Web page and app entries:
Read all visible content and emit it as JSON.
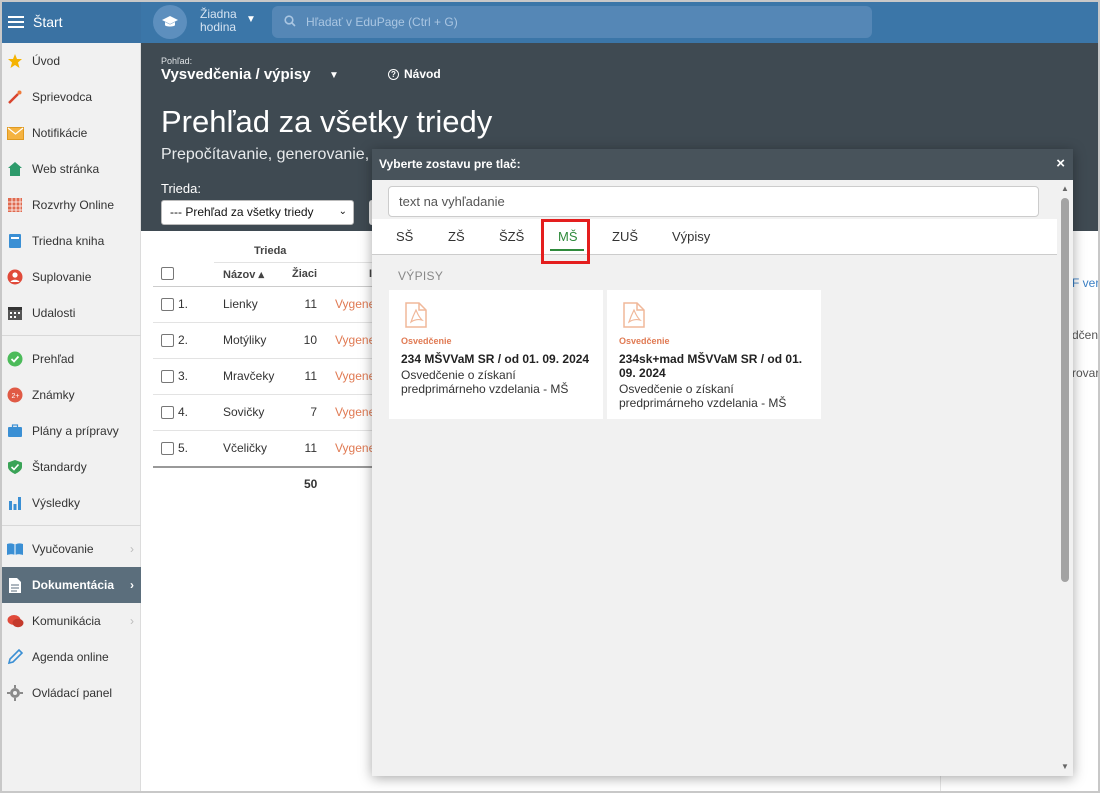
{
  "topbar": {
    "start_label": "Štart",
    "hour_line1": "Žiadna",
    "hour_line2": "hodina",
    "search_placeholder": "Hľadať v EduPage (Ctrl + G)"
  },
  "sidebar": {
    "items": [
      {
        "label": "Úvod",
        "icon": "star-icon"
      },
      {
        "label": "Sprievodca",
        "icon": "magic-wand-icon"
      },
      {
        "label": "Notifikácie",
        "icon": "envelope-icon"
      },
      {
        "label": "Web stránka",
        "icon": "home-icon"
      },
      {
        "label": "Rozvrhy Online",
        "icon": "timetable-icon"
      },
      {
        "label": "Triedna kniha",
        "icon": "book-icon"
      },
      {
        "label": "Suplovanie",
        "icon": "person-icon"
      },
      {
        "label": "Udalosti",
        "icon": "calendar-icon"
      },
      {
        "label": "Prehľad",
        "icon": "check-circle-icon"
      },
      {
        "label": "Známky",
        "icon": "grade-icon"
      },
      {
        "label": "Plány a prípravy",
        "icon": "briefcase-icon"
      },
      {
        "label": "Štandardy",
        "icon": "shield-check-icon"
      },
      {
        "label": "Výsledky",
        "icon": "bar-chart-icon"
      },
      {
        "label": "Vyučovanie",
        "icon": "open-book-icon"
      },
      {
        "label": "Dokumentácia",
        "icon": "document-icon"
      },
      {
        "label": "Komunikácia",
        "icon": "chat-icon"
      },
      {
        "label": "Agenda online",
        "icon": "pen-icon"
      },
      {
        "label": "Ovládací panel",
        "icon": "gear-icon"
      }
    ]
  },
  "header": {
    "view_label": "Pohľad:",
    "view_title": "Vysvedčenia / výpisy",
    "guide_label": "Návod",
    "page_title": "Prehľad za všetky triedy",
    "page_subtitle": "Prepočítavanie, generovanie,",
    "class_label": "Trieda:",
    "class_select_value": "--- Prehľad za všetky triedy"
  },
  "table": {
    "group_header": "Trieda",
    "col_name": "Názov ▴",
    "col_students": "Žiaci",
    "col_partial": "I",
    "rows": [
      {
        "no": "1.",
        "name": "Lienky",
        "students": "11",
        "status": "Vygene"
      },
      {
        "no": "2.",
        "name": "Motýliky",
        "students": "10",
        "status": "Vygene"
      },
      {
        "no": "3.",
        "name": "Mravčeky",
        "students": "11",
        "status": "Vygene"
      },
      {
        "no": "4.",
        "name": "Sovičky",
        "students": "7",
        "status": "Vygene"
      },
      {
        "no": "5.",
        "name": "Včeličky",
        "students": "11",
        "status": "Vygene"
      }
    ],
    "total": "50"
  },
  "right_fragments": {
    "a": "F ver",
    "b": "dčeni",
    "c": "rovar"
  },
  "modal": {
    "title": "Vyberte zostavu pre tlač:",
    "close": "×",
    "search_placeholder": "text na vyhľadanie",
    "tabs": [
      "SŠ",
      "ZŠ",
      "ŠZŠ",
      "MŠ",
      "ZUŠ",
      "Výpisy"
    ],
    "active_tab": "MŠ",
    "section_label": "VÝPISY",
    "cards": [
      {
        "kind": "Osvedčenie",
        "title": "234 MŠVVaM SR / od 01. 09. 2024",
        "desc": "Osvedčenie o získaní predprimárneho vzdelania - MŠ"
      },
      {
        "kind": "Osvedčenie",
        "title": "234sk+mad MŠVVaM SR / od 01. 09. 2024",
        "desc": "Osvedčenie o získaní predprimárneho vzdelania - MŠ"
      }
    ]
  },
  "colors": {
    "topbar": "#3b76a8",
    "header_dark": "#3f4a52",
    "accent_orange": "#e07a53",
    "active_tab_green": "#2f8a3c",
    "highlight_red": "#e41e1e"
  }
}
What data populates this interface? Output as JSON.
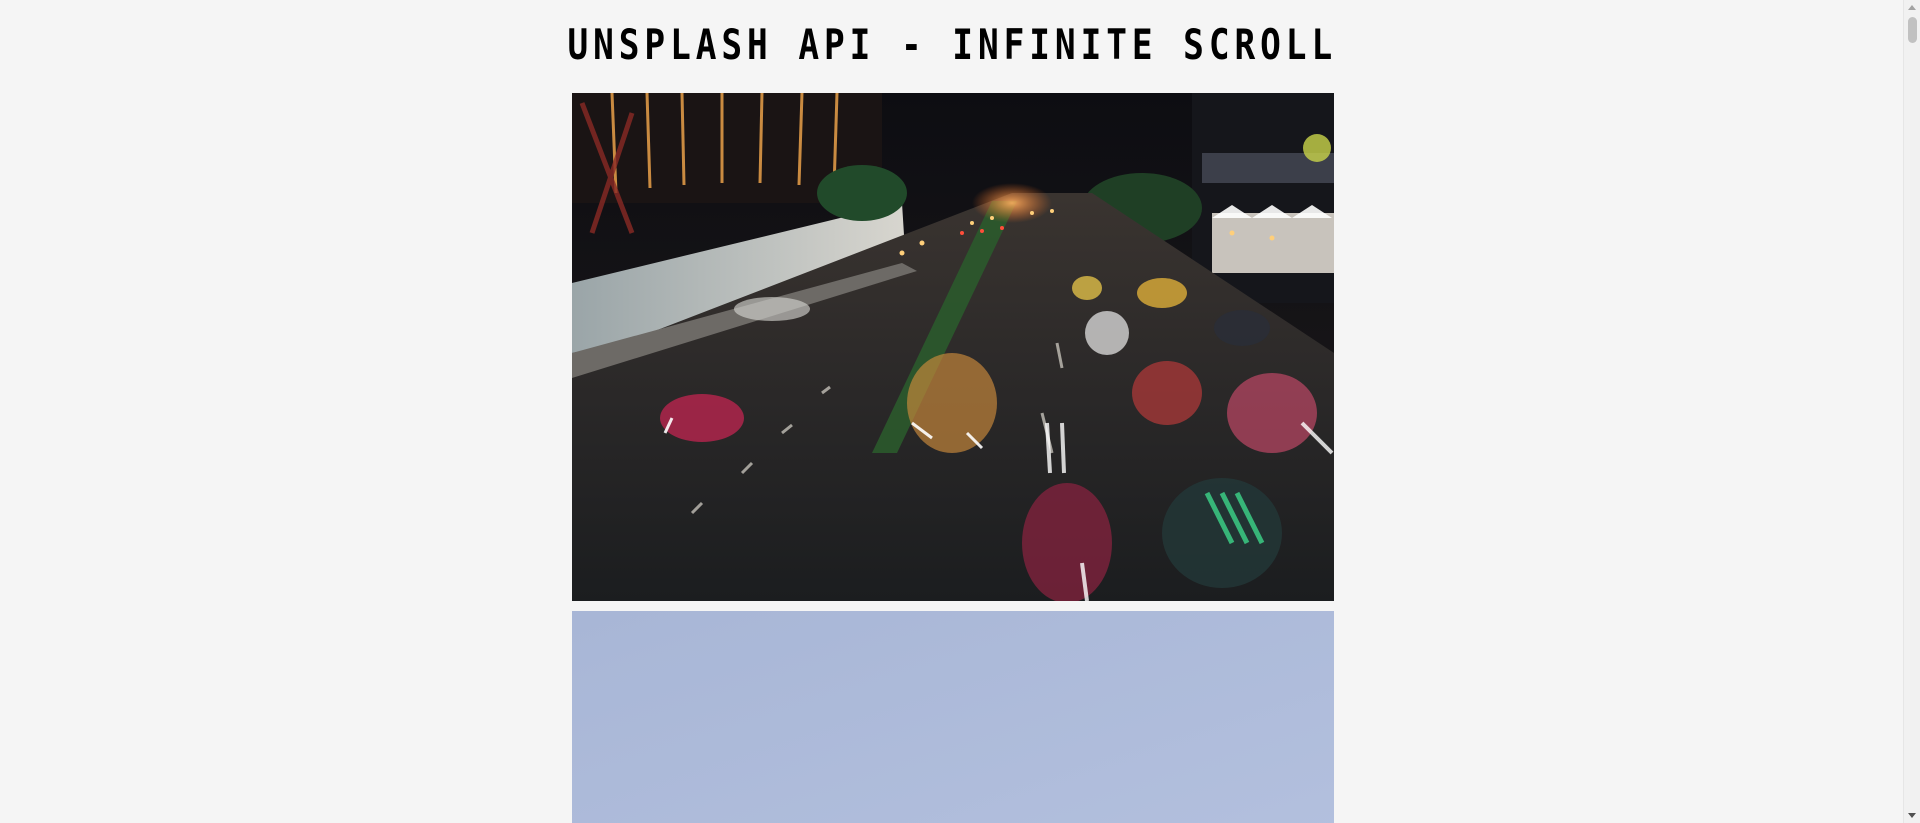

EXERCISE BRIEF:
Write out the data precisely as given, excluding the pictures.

SOLUTION BELOW:
Read all visible content and emit it as JSON.
{
  "topbar": {
    "start_label": "Štart",
    "hour_line1": "Žiadna",
    "hour_line2": "hodina",
    "search_placeholder": "Hľadať v EduPage (Ctrl + G)"
  },
  "sidebar": {
    "items": [
      {
        "label": "Úvod",
        "icon": "star-icon"
      },
      {
        "label": "Sprievodca",
        "icon": "magic-wand-icon"
      },
      {
        "label": "Notifikácie",
        "icon": "envelope-icon"
      },
      {
        "label": "Web stránka",
        "icon": "home-icon"
      },
      {
        "label": "Rozvrhy Online",
        "icon": "timetable-icon"
      },
      {
        "label": "Triedna kniha",
        "icon": "book-icon"
      },
      {
        "label": "Suplovanie",
        "icon": "person-icon"
      },
      {
        "label": "Udalosti",
        "icon": "calendar-icon"
      },
      {
        "label": "Prehľad",
        "icon": "check-circle-icon"
      },
      {
        "label": "Známky",
        "icon": "grade-icon"
      },
      {
        "label": "Plány a prípravy",
        "icon": "briefcase-icon"
      },
      {
        "label": "Štandardy",
        "icon": "shield-check-icon"
      },
      {
        "label": "Výsledky",
        "icon": "bar-chart-icon"
      },
      {
        "label": "Vyučovanie",
        "icon": "open-book-icon"
      },
      {
        "label": "Dokumentácia",
        "icon": "document-icon"
      },
      {
        "label": "Komunikácia",
        "icon": "chat-icon"
      },
      {
        "label": "Agenda online",
        "icon": "pen-icon"
      },
      {
        "label": "Ovládací panel",
        "icon": "gear-icon"
      }
    ]
  },
  "header": {
    "view_label": "Pohľad:",
    "view_title": "Vysvedčenia / výpisy",
    "guide_label": "Návod",
    "page_title": "Prehľad za všetky triedy",
    "page_subtitle": "Prepočítavanie, generovanie,",
    "class_label": "Trieda:",
    "class_select_value": "--- Prehľad za všetky triedy"
  },
  "table": {
    "group_header": "Trieda",
    "col_name": "Názov ▴",
    "col_students": "Žiaci",
    "col_partial": "I",
    "rows": [
      {
        "no": "1.",
        "name": "Lienky",
        "students": "11",
        "status": "Vygene"
      },
      {
        "no": "2.",
        "name": "Motýliky",
        "students": "10",
        "status": "Vygene"
      },
      {
        "no": "3.",
        "name": "Mravčeky",
        "students": "11",
        "status": "Vygene"
      },
      {
        "no": "4.",
        "name": "Sovičky",
        "students": "7",
        "status": "Vygene"
      },
      {
        "no": "5.",
        "name": "Včeličky",
        "students": "11",
        "status": "Vygene"
      }
    ],
    "total": "50"
  },
  "right_fragments": {
    "a": "F ver",
    "b": "dčeni",
    "c": "rovar"
  },
  "modal": {
    "title": "Vyberte zostavu pre tlač:",
    "close": "×",
    "search_placeholder": "text na vyhľadanie",
    "tabs": [
      "SŠ",
      "ZŠ",
      "ŠZŠ",
      "MŠ",
      "ZUŠ",
      "Výpisy"
    ],
    "active_tab": "MŠ",
    "section_label": "VÝPISY",
    "cards": [
      {
        "kind": "Osvedčenie",
        "title": "234 MŠVVaM SR / od 01. 09. 2024",
        "desc": "Osvedčenie o získaní predprimárneho vzdelania - MŠ"
      },
      {
        "kind": "Osvedčenie",
        "title": "234sk+mad MŠVVaM SR / od 01. 09. 2024",
        "desc": "Osvedčenie o získaní predprimárneho vzdelania - MŠ"
      }
    ]
  },
  "colors": {
    "topbar": "#3b76a8",
    "header_dark": "#3f4a52",
    "accent_orange": "#e07a53",
    "active_tab_green": "#2f8a3c",
    "highlight_red": "#e41e1e"
  }
}
What data populates this interface? Output as JSON.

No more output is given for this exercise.